Is the future all about personalization?
As Mashable reported, The Washington Post announced it is to launch Trove, an aggregator news site which enables users to get personalized news streams based on their personal choice and interests. The site is currently in private beta and is expected to be launched in March, the article said.
The Washington Post is only the latest in a growing list of news organizations who have created a personalised news consumption channel.
Yahoo! has recently announced the launch of "Livestand from Yahoo!", a digital newsstand and personalization platform which will deliver in a tablet-friendly format, news based on Yahoo content as well as from other publishers.
And AOL has also revealed its plan to launch an iPad app called Editions which gathers personalized aggregated news from around the web.
iPad app that provide comfortable ways to read news on tablets, such as Pulse and Flipboard, are proving popular. The latter was born as an app to provide elegant news reading experience of social media content on the new devices, they started to incorporate news article from traditional sources.

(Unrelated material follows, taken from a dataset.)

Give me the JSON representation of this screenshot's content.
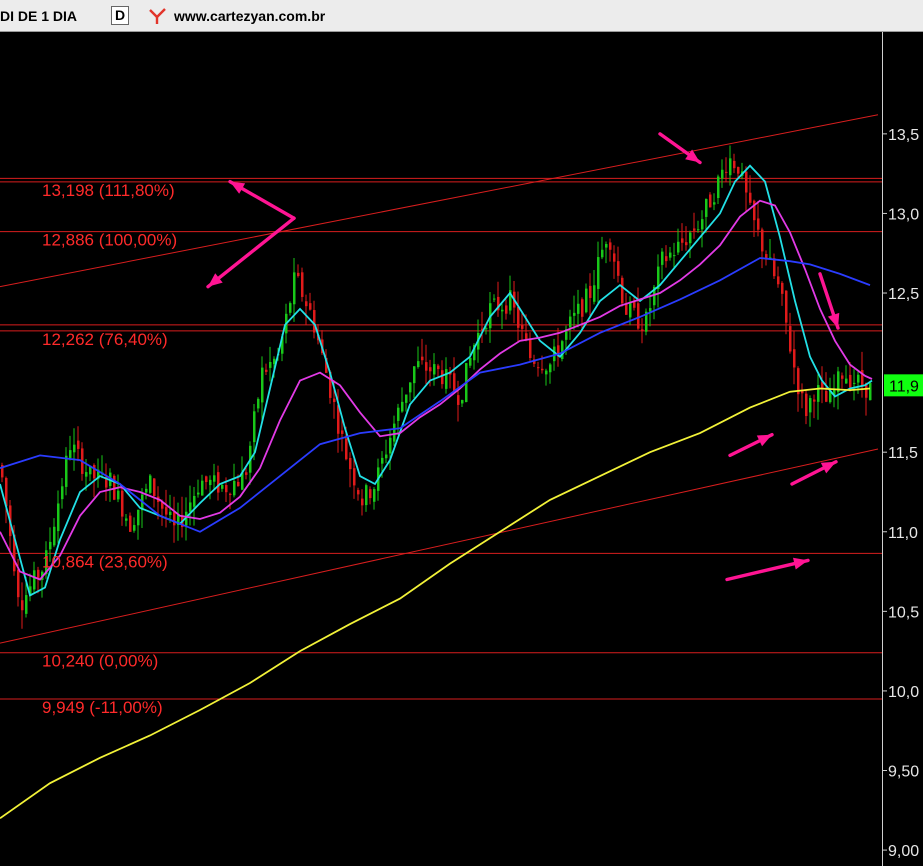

Trove - the Mashable article reported - combines aggregated stories picked by editors, along with the ability for users to select from "channels" they are interested in, through a simple process that asks the reader, "What do you care about?" The aim is to provide users with both what they personally want to know about and what professional journalists think they should know about.
The service is based on a sign-up process, which requires users to connect their Facebook accounts. Like Yahoo! Livestand, Trove will aggregate content from all around the web and not just from The Washington Post.
Mashable argued that The Post, which has invested between $5 million to $10 million in the product, is taking quite a gamble: the idea of personalized news consumptions is not new at all, its social aspects right now feel like a forum and it is far too similar to other aggregation news sites.
"If the site is truly about helping users find the signal in the noise, it will use the selected interests to build more focus in the channels created, rather than continuing to add a stream of content based on the user's interests on the main page," the article said.
Recently, Damon Kiesow on Poynter called for a "Flipboard for news", an apps that "lets me mix a news outlet's original reporting, news presentation and curation with feeds from my social networks" he says.
Is the Washington Post's Trove going in the right direction?